The accompanying investigative reports by Phillips center on one still-living lobotomized veteran, Roman Tritz, who underwent ‘pre-frontal lobotomy’ in 1953 at the VA hospital in Tomah, Wisconsin. Tritz, now 90 years old, still receives his medical care at the same facility.
Here’s an excerpt from Part I that well captures the state-of-the-art in psychiatry for ‘shell shocked’ vets at the time. I include it because it mentions several other therapies that seem absurd and unethical to us today (notable exception: electroshock–still performed):

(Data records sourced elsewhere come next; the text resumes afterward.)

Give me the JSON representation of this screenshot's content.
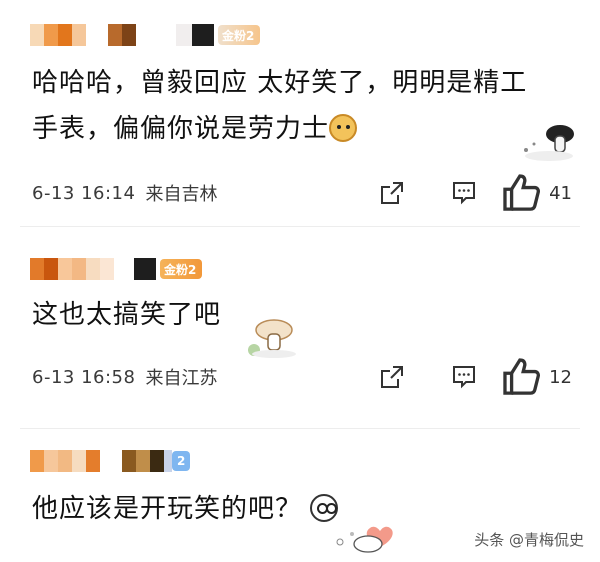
{
  "comments": [
    {
      "badge": "金粉2",
      "text_line1": "哈哈哈，曾毅回应 太好笑了，明明是精工",
      "text_line2": "手表，偏偏你说是劳力士",
      "time": "6-13 16:14",
      "location": "来自吉林",
      "likes": "41"
    },
    {
      "badge": "金粉2",
      "text_line1": "这也太搞笑了吧",
      "time": "6-13 16:58",
      "location": "来自江苏",
      "likes": "12"
    },
    {
      "badge": "2",
      "text_line1": "他应该是开玩笑的吧？"
    }
  ],
  "watermark": "头条 @青梅侃史",
  "icons": {
    "share": "share-icon",
    "comment": "comment-icon",
    "like": "thumbs-up-icon"
  },
  "colors": {
    "badge_gold": "#f2983a",
    "badge_blue": "#7fb6f0",
    "text": "#111111",
    "meta": "#3a3a3a"
  }
}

During eight years as a patient in the VA hospital in Tomah, Wis., Mr. Tritz underwent 28 rounds of electroshock therapy, a common treatment that sometimes caused convulsions so jarring they broke patients’ bones. Medical records show that Mr. Tritz received another routine VA treatment: insulin-induced temporary comas, which were thought to relieve symptoms.
To stimulate patients’ nerves, hospital staff also commonly sprayed veterans with powerful jets of alternating hot and cold water, the archives show. Mr. Tritz received 66 treatments of high-pressure water sprays called the Scotch Douche and Needle Shower, his medical records say.
When all else failed, there was lobotomy.
“You couldn’t help but have the feeling that the medical community was impotent at that point,” says Elliot Valenstein, 89, a World War II veteran and psychiatrist who worked at the Topeka, Kan., VA hospital in the early 1950s. He recalls wards full of soldiers haunted by nightmares and flashbacks. The doctors, he says, “were prone to try anything.”
Lobotomy perhaps had it’s most famous treatment in the book and Oscar-winning film “One Flew Over the Cuckoo’s Nest.” The Journal’s project will add greatly to the historical record of the abandoned practice.
The comments by readers are worth a look, too, and highlight the inherent tensions in such a project: It’s work that’s stunning, haunting, and probably prize-winning. The project raises the level of multi-media digital reporting to a higher level. Many commenters are laudatory, finding great value in the information and artful presentation. But many vociferously criticize the project, accusing Phillips and the Journal of applying modern ethical standards to practices that were medically acceptable at the time. Moreover, the critics question the motivations of the Journal and suggest that Mr. Tritz, who still suffers with paranoia and delusions, has been exploited to sell, er, newspapers.
I believe it’s incumbent upon us to support this type of work. Rediscovering lost history helps us fill in the composite about where we’ve come from and what we value as a society. Collective memory on behalf of those that have suffered also provides catharsis and ties us to our past and our very humanity.
I also think the Journal (and other online publications) have raised the bar in terms of answering the question of how what we used to think of as ‘newspapers’ can more fully realize their digital potential.